The central pillar of this contract is the determination to achieve a clean break with the EU by the end of 2020, be that by a ‘Super Canada Plus Plus Plus’ trade deal or on WTO terms. Of course, an exit on WTO terms does not preclude a subsequent deal. This is what the Prime Minister has said he will achieve, which is why the Brexit Party is not standing against sitting Tories (who have all now pledged to back Boris’s current deal). Consequently the Brexit Party is standing not to form a national government but to keep the Prime Minister on track to deliver Brexit in 2020. (Never forget that it was the Tory party’s inability to deliver Brexit that landed us in the current mess.)
Having achieved Brexit by 31 December 2020, the country can get on with growing (it’s rather good at that) and the government can implement policies to help.
Its major economic pledge is to invest in the regions. This will be funded by cancelling HS2 (an expensive solution of how to get from Birmingham to London faster – a problem few voters have) and by using the money that would have gone to the EU. This will include £50billion on road and rail updates, delivering free broadband to the entire country, and removing the interest charge from student loans. The party promises to invest heavily in coastal towns which, free of EU fisheries control, should have a chance to regenerate.
There are a couple of striking tax simplifications which will resonate with many people, namely scrapping inheritance tax (which raises under 1 per cent of government revenue) and reforming corporation tax by making the first £10,000 of profit tax free – removing 66 per cent of UK businesses from the corporation tax system. This would delight any entrepreneur who has wrestled his or her way through completing the dreaded form CT600 or paid an accountant to do it (substantially increasing the cost of compliance with the corporation tax requirements).
The contract also confirms that the government will cover agricultural subsidies and academic grants currently provided by the EU (with money from the UK) at the same levels.
On immigration, the Brexit Party sensibly differentiates between those who wish to settle permanently in the UK, which will be cut to the long-term average of 50,000 a year, and those who wish to work in the UK for a while, for which a work permit process will be adopted to ensure that employment needs are met. As regards genuine refugees there is no change: the UK will look after them too, possibly better than we do now.
There is little on defence (not least as there is a major NATO summit in the first week of December). When questioned, Nigel Farage made the point that the UK is about to have to choose whether to focus on NATO and the Five Eyes or work with Europe to build something as powerful. But more of that post summit.
There is also a wider vision. The Brexit Party exists only because of political failure; it is therefore logical that the current political process needs attention. The intention is to introduce some sort of proportionality into voting and scrap the House of Lords. And the BBC will lose its licence fee.
The thrust of the Brexit Party is aimed at the small person versus the big state (which is paid for by the small person’s taxes). The target audience is the 5.4million Labour Leave voters, who probably despise Corbyn but can’t vote Tory. (There are 130 parliamentary seats which have not returned a Tory MP for more than a century.)
Overall the points come across as rational, achievable and sensible.

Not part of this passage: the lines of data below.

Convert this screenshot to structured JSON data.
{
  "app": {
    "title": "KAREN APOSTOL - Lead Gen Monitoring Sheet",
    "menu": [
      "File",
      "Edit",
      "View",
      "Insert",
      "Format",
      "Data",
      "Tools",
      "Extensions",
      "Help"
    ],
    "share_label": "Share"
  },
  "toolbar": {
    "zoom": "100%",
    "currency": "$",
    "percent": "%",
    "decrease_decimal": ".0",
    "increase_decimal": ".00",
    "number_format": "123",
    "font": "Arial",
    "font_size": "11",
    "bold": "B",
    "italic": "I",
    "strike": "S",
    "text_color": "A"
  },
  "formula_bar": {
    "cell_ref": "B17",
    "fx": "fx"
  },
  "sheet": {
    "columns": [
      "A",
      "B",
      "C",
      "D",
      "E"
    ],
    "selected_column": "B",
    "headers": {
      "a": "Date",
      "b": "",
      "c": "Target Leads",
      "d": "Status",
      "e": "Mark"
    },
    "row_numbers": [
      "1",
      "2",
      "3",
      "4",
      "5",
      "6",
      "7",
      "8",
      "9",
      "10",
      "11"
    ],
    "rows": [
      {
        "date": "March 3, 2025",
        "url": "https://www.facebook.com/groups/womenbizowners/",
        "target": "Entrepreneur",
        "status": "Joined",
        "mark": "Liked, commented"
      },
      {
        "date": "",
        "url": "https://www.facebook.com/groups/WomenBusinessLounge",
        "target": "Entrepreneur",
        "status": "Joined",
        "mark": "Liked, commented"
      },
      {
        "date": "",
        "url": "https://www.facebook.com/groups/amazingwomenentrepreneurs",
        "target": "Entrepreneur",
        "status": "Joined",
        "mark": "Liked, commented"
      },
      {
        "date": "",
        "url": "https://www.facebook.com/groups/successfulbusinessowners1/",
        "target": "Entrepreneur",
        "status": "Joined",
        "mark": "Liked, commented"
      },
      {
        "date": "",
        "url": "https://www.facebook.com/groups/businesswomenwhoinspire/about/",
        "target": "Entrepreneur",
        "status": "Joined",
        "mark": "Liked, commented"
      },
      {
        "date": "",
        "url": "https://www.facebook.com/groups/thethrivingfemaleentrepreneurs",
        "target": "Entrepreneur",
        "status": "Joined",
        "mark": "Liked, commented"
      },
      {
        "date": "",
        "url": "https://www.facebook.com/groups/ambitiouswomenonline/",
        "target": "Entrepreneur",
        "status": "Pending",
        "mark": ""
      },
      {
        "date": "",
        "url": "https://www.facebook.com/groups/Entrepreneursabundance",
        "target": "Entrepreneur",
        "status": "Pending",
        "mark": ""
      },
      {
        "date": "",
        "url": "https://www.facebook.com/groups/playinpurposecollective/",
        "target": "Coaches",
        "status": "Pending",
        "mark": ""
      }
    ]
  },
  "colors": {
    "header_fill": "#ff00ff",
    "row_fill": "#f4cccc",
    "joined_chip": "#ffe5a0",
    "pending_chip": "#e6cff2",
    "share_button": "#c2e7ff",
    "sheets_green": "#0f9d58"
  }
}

No bombshells, but probably a wider approach than many might have expected.
Interesting times ahead.